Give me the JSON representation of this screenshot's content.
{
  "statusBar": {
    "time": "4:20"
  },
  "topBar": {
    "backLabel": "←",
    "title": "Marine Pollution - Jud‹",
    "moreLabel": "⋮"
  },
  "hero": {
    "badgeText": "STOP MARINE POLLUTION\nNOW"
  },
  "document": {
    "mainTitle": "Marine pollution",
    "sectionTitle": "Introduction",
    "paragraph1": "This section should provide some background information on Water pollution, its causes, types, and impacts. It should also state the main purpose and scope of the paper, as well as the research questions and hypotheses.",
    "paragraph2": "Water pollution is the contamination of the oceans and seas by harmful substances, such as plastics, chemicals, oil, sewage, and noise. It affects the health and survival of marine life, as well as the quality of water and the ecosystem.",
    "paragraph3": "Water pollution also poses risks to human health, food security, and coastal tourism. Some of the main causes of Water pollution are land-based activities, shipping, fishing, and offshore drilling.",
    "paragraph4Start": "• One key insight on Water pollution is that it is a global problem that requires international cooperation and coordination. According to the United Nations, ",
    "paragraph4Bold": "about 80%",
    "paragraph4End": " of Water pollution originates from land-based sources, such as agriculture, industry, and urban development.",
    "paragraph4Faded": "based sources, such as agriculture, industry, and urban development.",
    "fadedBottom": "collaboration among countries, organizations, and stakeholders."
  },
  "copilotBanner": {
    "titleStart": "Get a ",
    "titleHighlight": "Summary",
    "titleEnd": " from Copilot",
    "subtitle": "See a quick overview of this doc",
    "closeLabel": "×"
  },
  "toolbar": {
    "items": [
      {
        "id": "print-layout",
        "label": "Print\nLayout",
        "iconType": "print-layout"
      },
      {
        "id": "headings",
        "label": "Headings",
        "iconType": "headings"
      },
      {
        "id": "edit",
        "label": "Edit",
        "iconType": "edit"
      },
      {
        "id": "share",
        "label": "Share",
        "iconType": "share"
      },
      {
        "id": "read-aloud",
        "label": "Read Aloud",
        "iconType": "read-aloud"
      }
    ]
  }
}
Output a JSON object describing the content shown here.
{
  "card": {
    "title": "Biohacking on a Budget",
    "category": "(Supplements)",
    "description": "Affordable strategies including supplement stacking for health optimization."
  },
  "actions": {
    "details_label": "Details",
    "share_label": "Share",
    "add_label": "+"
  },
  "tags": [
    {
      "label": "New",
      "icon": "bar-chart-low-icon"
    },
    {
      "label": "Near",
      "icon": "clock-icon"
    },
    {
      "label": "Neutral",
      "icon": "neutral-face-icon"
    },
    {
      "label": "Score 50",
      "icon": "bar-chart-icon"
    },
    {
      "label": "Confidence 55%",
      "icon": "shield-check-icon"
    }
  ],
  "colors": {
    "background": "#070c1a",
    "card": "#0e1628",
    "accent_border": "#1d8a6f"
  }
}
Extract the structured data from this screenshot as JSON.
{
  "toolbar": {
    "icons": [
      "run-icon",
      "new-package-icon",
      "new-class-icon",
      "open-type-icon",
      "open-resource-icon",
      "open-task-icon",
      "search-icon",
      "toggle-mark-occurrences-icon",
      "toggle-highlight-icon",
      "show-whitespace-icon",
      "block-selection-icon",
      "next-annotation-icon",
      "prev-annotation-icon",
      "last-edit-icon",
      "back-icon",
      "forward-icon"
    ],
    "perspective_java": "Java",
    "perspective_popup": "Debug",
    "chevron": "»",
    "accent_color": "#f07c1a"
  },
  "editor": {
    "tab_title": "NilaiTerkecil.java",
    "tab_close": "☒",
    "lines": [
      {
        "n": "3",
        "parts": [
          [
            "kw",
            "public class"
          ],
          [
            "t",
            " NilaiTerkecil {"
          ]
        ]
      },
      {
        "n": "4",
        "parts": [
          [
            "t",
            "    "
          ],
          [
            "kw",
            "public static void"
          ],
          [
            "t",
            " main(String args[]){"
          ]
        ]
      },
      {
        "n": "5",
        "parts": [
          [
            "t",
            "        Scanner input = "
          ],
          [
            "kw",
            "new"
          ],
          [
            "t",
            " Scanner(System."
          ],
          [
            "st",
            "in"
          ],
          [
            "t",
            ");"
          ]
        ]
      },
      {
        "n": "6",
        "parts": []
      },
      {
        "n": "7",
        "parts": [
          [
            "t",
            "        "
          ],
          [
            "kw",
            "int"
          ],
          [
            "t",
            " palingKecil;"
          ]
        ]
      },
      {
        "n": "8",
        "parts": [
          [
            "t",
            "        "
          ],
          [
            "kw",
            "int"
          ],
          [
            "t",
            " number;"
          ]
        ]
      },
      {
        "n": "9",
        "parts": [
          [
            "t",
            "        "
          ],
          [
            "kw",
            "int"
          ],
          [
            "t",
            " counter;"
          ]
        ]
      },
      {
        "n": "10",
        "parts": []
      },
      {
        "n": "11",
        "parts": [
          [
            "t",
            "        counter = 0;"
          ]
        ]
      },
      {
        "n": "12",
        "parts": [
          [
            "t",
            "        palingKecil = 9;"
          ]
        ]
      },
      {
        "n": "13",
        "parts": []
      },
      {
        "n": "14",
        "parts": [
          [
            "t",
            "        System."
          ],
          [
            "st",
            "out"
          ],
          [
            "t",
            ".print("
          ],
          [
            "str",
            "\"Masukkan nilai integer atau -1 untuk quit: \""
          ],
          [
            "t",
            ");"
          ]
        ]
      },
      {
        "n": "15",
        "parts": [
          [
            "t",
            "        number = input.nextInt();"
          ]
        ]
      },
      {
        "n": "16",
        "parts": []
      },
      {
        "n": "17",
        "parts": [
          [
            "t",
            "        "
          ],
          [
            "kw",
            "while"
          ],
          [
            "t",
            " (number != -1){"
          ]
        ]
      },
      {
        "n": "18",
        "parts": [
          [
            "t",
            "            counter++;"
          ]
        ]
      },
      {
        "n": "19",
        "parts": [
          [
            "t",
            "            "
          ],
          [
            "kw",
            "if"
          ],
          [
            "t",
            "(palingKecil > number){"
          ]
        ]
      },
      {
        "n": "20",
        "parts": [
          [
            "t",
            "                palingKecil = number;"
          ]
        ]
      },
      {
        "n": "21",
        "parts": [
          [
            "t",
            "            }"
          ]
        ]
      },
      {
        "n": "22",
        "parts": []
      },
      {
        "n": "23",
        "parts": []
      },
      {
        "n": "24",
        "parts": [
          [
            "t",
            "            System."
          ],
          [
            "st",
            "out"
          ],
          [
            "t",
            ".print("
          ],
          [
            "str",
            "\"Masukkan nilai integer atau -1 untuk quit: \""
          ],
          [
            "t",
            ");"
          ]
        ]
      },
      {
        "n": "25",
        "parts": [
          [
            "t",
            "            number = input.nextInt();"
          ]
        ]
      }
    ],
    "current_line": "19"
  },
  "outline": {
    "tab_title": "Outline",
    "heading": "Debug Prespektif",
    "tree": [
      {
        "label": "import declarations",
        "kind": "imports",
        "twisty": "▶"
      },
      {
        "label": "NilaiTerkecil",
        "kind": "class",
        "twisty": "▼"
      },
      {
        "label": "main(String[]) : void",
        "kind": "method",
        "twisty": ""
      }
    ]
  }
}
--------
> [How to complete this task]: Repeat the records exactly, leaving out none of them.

> [Reply]:
Give me the JSON representation of this screenshot's content.
{
  "statusBar": {
    "time": "4:20"
  },
  "topBar": {
    "backLabel": "←",
    "title": "Marine Pollution - Jud‹",
    "moreLabel": "⋮"
  },
  "hero": {
    "badgeText": "STOP MARINE POLLUTION\nNOW"
  },
  "document": {
    "mainTitle": "Marine pollution",
    "sectionTitle": "Introduction",
    "paragraph1": "This section should provide some background information on Water pollution, its causes, types, and impacts. It should also state the main purpose and scope of the paper, as well as the research questions and hypotheses.",
    "paragraph2": "Water pollution is the contamination of the oceans and seas by harmful substances, such as plastics, chemicals, oil, sewage, and noise. It affects the health and survival of marine life, as well as the quality of water and the ecosystem.",
    "paragraph3": "Water pollution also poses risks to human health, food security, and coastal tourism. Some of the main causes of Water pollution are land-based activities, shipping, fishing, and offshore drilling.",
    "paragraph4Start": "• One key insight on Water pollution is that it is a global problem that requires international cooperation and coordination. According to the United Nations, ",
    "paragraph4Bold": "about 80%",
    "paragraph4End": " of Water pollution originates from land-based sources, such as agriculture, industry, and urban development.",
    "paragraph4Faded": "based sources, such as agriculture, industry, and urban development.",
    "fadedBottom": "collaboration among countries, organizations, and stakeholders."
  },
  "copilotBanner": {
    "titleStart": "Get a ",
    "titleHighlight": "Summary",
    "titleEnd": " from Copilot",
    "subtitle": "See a quick overview of this doc",
    "closeLabel": "×"
  },
  "toolbar": {
    "items": [
      {
        "id": "print-layout",
        "label": "Print\nLayout",
        "iconType": "print-layout"
      },
      {
        "id": "headings",
        "label": "Headings",
        "iconType": "headings"
      },
      {
        "id": "edit",
        "label": "Edit",
        "iconType": "edit"
      },
      {
        "id": "share",
        "label": "Share",
        "iconType": "share"
      },
      {
        "id": "read-aloud",
        "label": "Read Aloud",
        "iconType": "read-aloud"
      }
    ]
  }
}
Output a JSON object describing the content shown here.
{
  "card": {
    "title": "Biohacking on a Budget",
    "category": "(Supplements)",
    "description": "Affordable strategies including supplement stacking for health optimization."
  },
  "actions": {
    "details_label": "Details",
    "share_label": "Share",
    "add_label": "+"
  },
  "tags": [
    {
      "label": "New",
      "icon": "bar-chart-low-icon"
    },
    {
      "label": "Near",
      "icon": "clock-icon"
    },
    {
      "label": "Neutral",
      "icon": "neutral-face-icon"
    },
    {
      "label": "Score 50",
      "icon": "bar-chart-icon"
    },
    {
      "label": "Confidence 55%",
      "icon": "shield-check-icon"
    }
  ],
  "colors": {
    "background": "#070c1a",
    "card": "#0e1628",
    "accent_border": "#1d8a6f"
  }
}
Extract the structured data from this screenshot as JSON.
{
  "toolbar": {
    "icons": [
      "run-icon",
      "new-package-icon",
      "new-class-icon",
      "open-type-icon",
      "open-resource-icon",
      "open-task-icon",
      "search-icon",
      "toggle-mark-occurrences-icon",
      "toggle-highlight-icon",
      "show-whitespace-icon",
      "block-selection-icon",
      "next-annotation-icon",
      "prev-annotation-icon",
      "last-edit-icon",
      "back-icon",
      "forward-icon"
    ],
    "perspective_java": "Java",
    "perspective_popup": "Debug",
    "chevron": "»",
    "accent_color": "#f07c1a"
  },
  "editor": {
    "tab_title": "NilaiTerkecil.java",
    "tab_close": "☒",
    "lines": [
      {
        "n": "3",
        "parts": [
          [
            "kw",
            "public class"
          ],
          [
            "t",
            " NilaiTerkecil {"
          ]
        ]
      },
      {
        "n": "4",
        "parts": [
          [
            "t",
            "    "
          ],
          [
            "kw",
            "public static void"
          ],
          [
            "t",
            " main(String args[]){"
          ]
        ]
      },
      {
        "n": "5",
        "parts": [
          [
            "t",
            "        Scanner input = "
          ],
          [
            "kw",
            "new"
          ],
          [
            "t",
            " Scanner(System."
          ],
          [
            "st",
            "in"
          ],
          [
            "t",
            ");"
          ]
        ]
      },
      {
        "n": "6",
        "parts": []
      },
      {
        "n": "7",
        "parts": [
          [
            "t",
            "        "
          ],
          [
            "kw",
            "int"
          ],
          [
            "t",
            " palingKecil;"
          ]
        ]
      },
      {
        "n": "8",
        "parts": [
          [
            "t",
            "        "
          ],
          [
            "kw",
            "int"
          ],
          [
            "t",
            " number;"
          ]
        ]
      },
      {
        "n": "9",
        "parts": [
          [
            "t",
            "        "
          ],
          [
            "kw",
            "int"
          ],
          [
            "t",
            " counter;"
          ]
        ]
      },
      {
        "n": "10",
        "parts": []
      },
      {
        "n": "11",
        "parts": [
          [
            "t",
            "        counter = 0;"
          ]
        ]
      },
      {
        "n": "12",
        "parts": [
          [
            "t",
            "        palingKecil = 9;"
          ]
        ]
      },
      {
        "n": "13",
        "parts": []
      },
      {
        "n": "14",
        "parts": [
          [
            "t",
            "        System."
          ],
          [
            "st",
            "out"
          ],
          [
            "t",
            ".print("
          ],
          [
            "str",
            "\"Masukkan nilai integer atau -1 untuk quit: \""
          ],
          [
            "t",
            ");"
          ]
        ]
      },
      {
        "n": "15",
        "parts": [
          [
            "t",
            "        number = input.nextInt();"
          ]
        ]
      },
      {
        "n": "16",
        "parts": []
      },
      {
        "n": "17",
        "parts": [
          [
            "t",
            "        "
          ],
          [
            "kw",
            "while"
          ],
          [
            "t",
            " (number != -1){"
          ]
        ]
      },
      {
        "n": "18",
        "parts": [
          [
            "t",
            "            counter++;"
          ]
        ]
      },
      {
        "n": "19",
        "parts": [
          [
            "t",
            "            "
          ],
          [
            "kw",
            "if"
          ],
          [
            "t",
            "(palingKecil > number){"
          ]
        ]
      },
      {
        "n": "20",
        "parts": [
          [
            "t",
            "                palingKecil = number;"
          ]
        ]
      },
      {
        "n": "21",
        "parts": [
          [
            "t",
            "            }"
          ]
        ]
      },
      {
        "n": "22",
        "parts": []
      },
      {
        "n": "23",
        "parts": []
      },
      {
        "n": "24",
        "parts": [
          [
            "t",
            "            System."
          ],
          [
            "st",
            "out"
          ],
          [
            "t",
            ".print("
          ],
          [
            "str",
            "\"Masukkan nilai integer atau -1 untuk quit: \""
          ],
          [
            "t",
            ");"
          ]
        ]
      },
      {
        "n": "25",
        "parts": [
          [
            "t",
            "            number = input.nextInt();"
          ]
        ]
      }
    ],
    "current_line": "19"
  },
  "outline": {
    "tab_title": "Outline",
    "heading": "Debug Prespektif",
    "tree": [
      {
        "label": "import declarations",
        "kind": "imports",
        "twisty": "▶"
      },
      {
        "label": "NilaiTerkecil",
        "kind": "class",
        "twisty": "▼"
      },
      {
        "label": "main(String[]) : void",
        "kind": "method",
        "twisty": ""
      }
    ]
  }
}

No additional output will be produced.